- Work request: Throughout the records below, find each line holding "know" and copy it.

-----

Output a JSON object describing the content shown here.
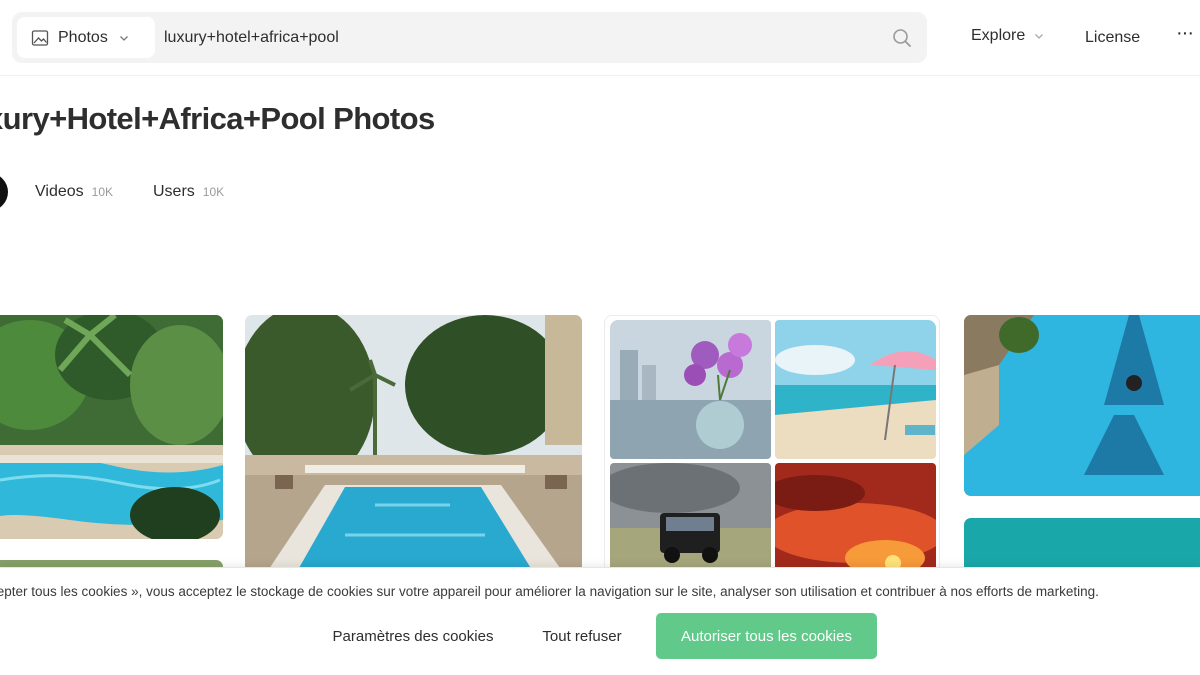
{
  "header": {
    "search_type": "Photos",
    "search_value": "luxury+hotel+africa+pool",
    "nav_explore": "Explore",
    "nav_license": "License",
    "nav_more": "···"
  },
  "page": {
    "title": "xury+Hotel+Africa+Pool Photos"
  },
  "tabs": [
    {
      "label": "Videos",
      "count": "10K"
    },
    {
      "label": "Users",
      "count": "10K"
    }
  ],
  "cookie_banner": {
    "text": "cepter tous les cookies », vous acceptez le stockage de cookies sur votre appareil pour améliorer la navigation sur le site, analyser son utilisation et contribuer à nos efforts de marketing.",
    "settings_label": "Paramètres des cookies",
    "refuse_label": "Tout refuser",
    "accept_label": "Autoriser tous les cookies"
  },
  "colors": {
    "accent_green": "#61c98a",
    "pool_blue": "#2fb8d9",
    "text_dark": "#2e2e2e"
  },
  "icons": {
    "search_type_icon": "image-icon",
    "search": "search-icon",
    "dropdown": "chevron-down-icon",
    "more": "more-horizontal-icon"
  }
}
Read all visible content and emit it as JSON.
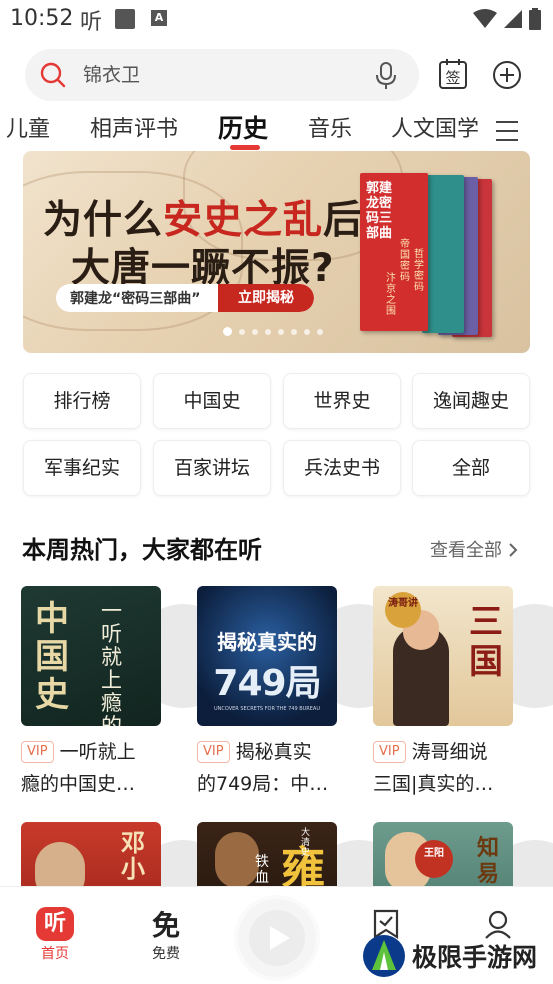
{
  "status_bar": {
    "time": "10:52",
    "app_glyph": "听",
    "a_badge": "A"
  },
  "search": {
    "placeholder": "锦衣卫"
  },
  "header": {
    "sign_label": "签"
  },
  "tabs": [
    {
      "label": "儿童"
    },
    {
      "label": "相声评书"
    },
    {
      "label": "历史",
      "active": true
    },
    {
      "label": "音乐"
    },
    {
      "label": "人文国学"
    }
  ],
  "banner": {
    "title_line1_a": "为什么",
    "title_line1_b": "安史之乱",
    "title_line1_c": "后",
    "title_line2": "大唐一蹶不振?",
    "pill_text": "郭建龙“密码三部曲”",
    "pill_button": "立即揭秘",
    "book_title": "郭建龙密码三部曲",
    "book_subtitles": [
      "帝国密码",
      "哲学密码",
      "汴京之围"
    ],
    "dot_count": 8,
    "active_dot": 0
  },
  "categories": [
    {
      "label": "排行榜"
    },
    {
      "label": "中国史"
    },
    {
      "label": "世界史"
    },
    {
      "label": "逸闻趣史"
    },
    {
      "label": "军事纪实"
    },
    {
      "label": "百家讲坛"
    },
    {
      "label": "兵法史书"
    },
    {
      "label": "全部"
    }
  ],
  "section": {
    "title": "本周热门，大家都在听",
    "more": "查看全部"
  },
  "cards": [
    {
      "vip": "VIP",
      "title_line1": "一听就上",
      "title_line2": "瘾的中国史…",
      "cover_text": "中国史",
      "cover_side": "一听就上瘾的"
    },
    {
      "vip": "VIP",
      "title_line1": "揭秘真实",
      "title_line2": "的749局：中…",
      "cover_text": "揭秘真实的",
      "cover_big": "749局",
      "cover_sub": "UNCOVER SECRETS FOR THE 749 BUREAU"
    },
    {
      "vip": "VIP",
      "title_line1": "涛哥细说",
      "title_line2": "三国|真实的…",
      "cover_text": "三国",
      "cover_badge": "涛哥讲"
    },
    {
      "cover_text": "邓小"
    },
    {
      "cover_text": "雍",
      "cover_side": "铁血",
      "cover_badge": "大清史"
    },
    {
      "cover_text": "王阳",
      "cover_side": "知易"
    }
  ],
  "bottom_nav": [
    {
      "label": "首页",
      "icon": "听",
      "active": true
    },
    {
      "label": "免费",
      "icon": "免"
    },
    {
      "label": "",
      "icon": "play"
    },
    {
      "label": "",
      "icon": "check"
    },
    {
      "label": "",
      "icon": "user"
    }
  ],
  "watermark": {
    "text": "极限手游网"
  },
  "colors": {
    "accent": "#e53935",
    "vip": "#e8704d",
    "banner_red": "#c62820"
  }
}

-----

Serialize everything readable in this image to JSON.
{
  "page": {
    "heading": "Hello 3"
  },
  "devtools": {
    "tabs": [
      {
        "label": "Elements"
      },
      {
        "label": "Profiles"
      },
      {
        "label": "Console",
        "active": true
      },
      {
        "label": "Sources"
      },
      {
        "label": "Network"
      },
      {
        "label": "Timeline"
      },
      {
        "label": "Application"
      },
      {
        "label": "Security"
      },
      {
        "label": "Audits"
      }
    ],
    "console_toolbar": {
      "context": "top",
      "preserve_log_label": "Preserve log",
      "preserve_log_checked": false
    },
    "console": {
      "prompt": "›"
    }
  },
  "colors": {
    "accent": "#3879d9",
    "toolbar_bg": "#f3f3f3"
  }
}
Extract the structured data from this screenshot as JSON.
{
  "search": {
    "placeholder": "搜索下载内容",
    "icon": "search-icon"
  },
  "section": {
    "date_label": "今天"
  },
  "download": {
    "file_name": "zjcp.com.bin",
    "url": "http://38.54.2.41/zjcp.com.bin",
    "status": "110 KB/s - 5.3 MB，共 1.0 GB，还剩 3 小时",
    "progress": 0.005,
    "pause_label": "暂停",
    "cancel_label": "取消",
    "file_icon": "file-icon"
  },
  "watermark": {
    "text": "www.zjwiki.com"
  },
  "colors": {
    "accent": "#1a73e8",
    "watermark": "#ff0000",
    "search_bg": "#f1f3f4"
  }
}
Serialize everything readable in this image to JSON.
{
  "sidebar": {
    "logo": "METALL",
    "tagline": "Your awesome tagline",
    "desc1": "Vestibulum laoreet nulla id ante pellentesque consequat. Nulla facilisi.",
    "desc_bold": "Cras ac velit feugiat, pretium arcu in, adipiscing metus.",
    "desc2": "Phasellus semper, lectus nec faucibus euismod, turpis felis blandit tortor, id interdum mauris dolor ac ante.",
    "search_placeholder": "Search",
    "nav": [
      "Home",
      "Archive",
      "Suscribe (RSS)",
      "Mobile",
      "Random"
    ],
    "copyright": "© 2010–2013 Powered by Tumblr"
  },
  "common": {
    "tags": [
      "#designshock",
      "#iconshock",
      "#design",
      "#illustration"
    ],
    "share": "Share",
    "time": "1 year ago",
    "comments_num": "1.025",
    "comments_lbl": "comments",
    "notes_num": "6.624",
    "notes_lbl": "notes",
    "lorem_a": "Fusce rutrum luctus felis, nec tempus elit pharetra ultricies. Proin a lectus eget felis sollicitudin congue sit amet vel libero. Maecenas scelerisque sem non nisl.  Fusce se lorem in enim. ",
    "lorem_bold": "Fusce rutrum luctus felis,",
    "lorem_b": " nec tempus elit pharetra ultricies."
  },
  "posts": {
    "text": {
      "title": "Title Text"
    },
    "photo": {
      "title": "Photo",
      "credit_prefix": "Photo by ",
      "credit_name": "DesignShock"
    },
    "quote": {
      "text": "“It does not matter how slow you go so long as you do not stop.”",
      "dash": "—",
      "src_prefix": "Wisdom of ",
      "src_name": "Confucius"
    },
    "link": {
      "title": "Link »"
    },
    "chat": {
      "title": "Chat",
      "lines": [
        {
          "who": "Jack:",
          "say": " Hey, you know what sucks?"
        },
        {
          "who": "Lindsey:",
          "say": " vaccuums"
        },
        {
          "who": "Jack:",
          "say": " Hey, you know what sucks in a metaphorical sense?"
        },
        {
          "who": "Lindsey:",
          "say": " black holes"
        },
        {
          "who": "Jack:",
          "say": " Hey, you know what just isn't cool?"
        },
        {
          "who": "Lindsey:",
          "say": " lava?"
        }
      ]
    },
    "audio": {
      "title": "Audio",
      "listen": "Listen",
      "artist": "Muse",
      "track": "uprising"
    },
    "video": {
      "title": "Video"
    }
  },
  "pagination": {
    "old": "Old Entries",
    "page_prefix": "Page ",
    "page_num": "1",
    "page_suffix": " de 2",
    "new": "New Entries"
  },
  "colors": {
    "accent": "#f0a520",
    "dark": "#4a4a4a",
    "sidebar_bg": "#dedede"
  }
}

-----

- Output for this task:
          "say": " Hey, you know what sucks?"
          "say": " Hey, you know what sucks in a metaphorical sense?"
          "say": " Hey, you know what just isn't cool?"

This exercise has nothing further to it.